WPC: Vernal pond wildlife in motion

There is something about watching wildlife that can totally put one at ease…even if it is a quick visit to a local vernal pond to see common birds like mallard ducks or American coots…

Mallard Duck in motion 2

American Coot in motion

I recently started to take bird photographs.

Since I don’t have the right camera or lens for long distance shots, I am limited to the types of birds that are familiar with humans — the ones that don’t mind me being nearby with a camera — like the types that live at local ponds.

I like the colors of the birds and the water reflection, captured for these photographs.  The movement of birds and the rippling water conveys motion, the theme for this week’s WordPress Photo Challenge.

Mallard Duck in motion 1

These ducks came right up to me looking for food when I arrived at the pond’s edge, so obviously, they are used to people giving them food.

I did not have any food for them, and after a few minutes, they went away and most went back in the water.

More about this pond at the Locke Paddon Community Wetland Park, Marina, California posted on the WordPress Photo Challenge Challenge Blur) .

Mr and Mrs Mallard Ducks in motion

Mallard Duck in motion

Birds at Locke Paddon Vernal Pond

Do you think people should feed ducks and other wildlife that live in our parks and local ponds?  Is it allowed where you live, or should feeding ducks (or pigeons, etc.) be banned?

WPC: Blur of wildlife and reeds at Locke-Paddon Wetland Community Park

I was waiting for a phone call from my younger sister and decided to walk around Locke-Paddon park in Marina (Monterey County, California). Waiting…waiting…and little camera in hand, I walked near the pond’s edge to photograph birds.

Mallard Duck

Locke-Paddon is a community park and one of the area’s “vernal” (seasonal) ponds.  The water level fluctuates but never dries out completely. The city library is located in this park, and the pond area is an easy destination for bird viewing.

There are many mallard ducks and American coot (below) that live in the pond, as well as birds who visit to drink and bathe.

What I found interesting in the series of photographs were the blur of reeds and vegetation against the water — perfect for this week’s WordPress Photo Challenge theme from Michelle W:

This week, share a photo that’s a blur. You could keep your camera out of focus to achieve a blurry photo, or take a photo of something in motion. Or go in a different direction — capture an image of an experience that would otherwise be a blur, or of something in a state of flux.

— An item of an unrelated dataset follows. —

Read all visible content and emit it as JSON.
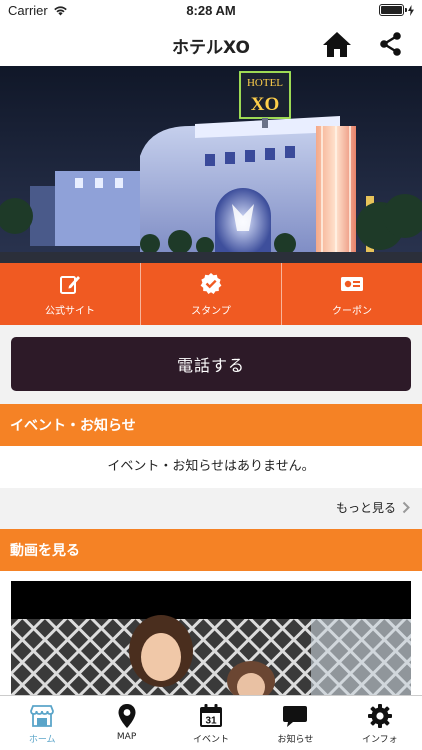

Reed Blur 2

Reed Blur 5

The blur of colors could be interpreted as a painting, don’t you think?

For more information about the park, visit the Locke-Paddon page at the Monterey Peninsula Regional Park District website, here.

I never did get the phone call…so I went home, only to find out my ringer was off, and I missed her calls.  I laughed and called her right back…and was happy to have interesting photos in my collection, all while “waiting”.